A also requires you to know what the substance is. does not punish you for that you honestly believed was just a horse chestnut plant.
Identity of the Substance
Previously, the DCI laboratory could not tell the difference between illegal and legal hemp. This is because their test could not quantify now much THC was in plant material. (To “quantify” something means to measure how much of it there is.)
Now, the lab uses liquid chromatography and mass spectrometry to quantify the THC in plant material. That means that some machines in the DCI lab can now tell and hemp apart.
They do not have to use a test to prove that something is moss phlox, skunk, or hops can be mistaken for the smell of . However, the lack of a test could lead to unreliable results. For instance, police have previously raided houses based on the smell of , only to find out that no was present! Sometimes, things like .
Additional Relevant Charges
Possessing a large amount of class D is punishable by up to 5 years in . A is punishable by up to 10 years. or a usually leads to a . A
The government may also accuse you of possessing .
Penalties for paraphernalia aren’t exactly steep. Paraphernalia is a simple . If you’re facing something like charges with intent to distribute, paraphernalia charges may seem negligible. The government still must prove guilt
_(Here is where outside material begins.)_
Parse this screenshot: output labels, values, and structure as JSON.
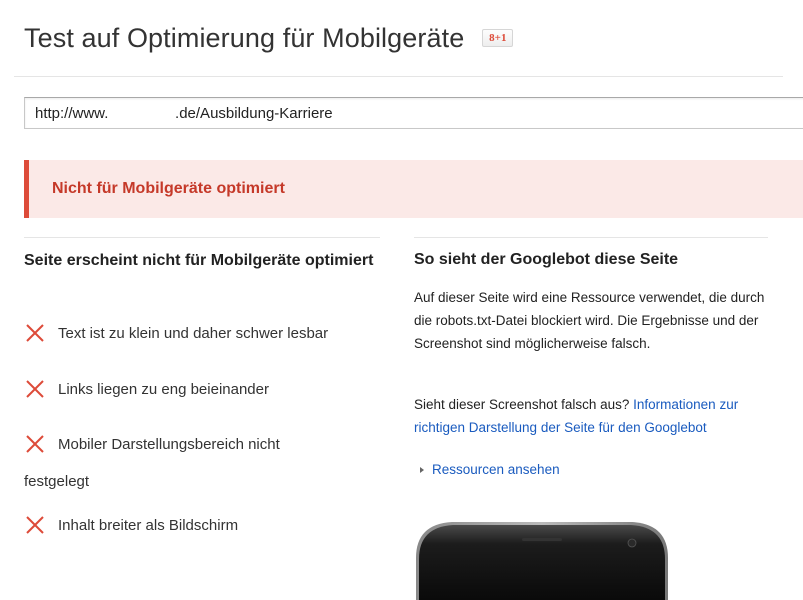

This blog post is for informational purposes only. Do not rely on it for legal advice. Consult with a licensed attorney in your jurisdiction. Reading this site doesn’t create an attorney-client relationship. If you want to talk to us about representing you when you’re facing an Iowa , please contact us at (515) 491 6128. We’ll set up a time to talk.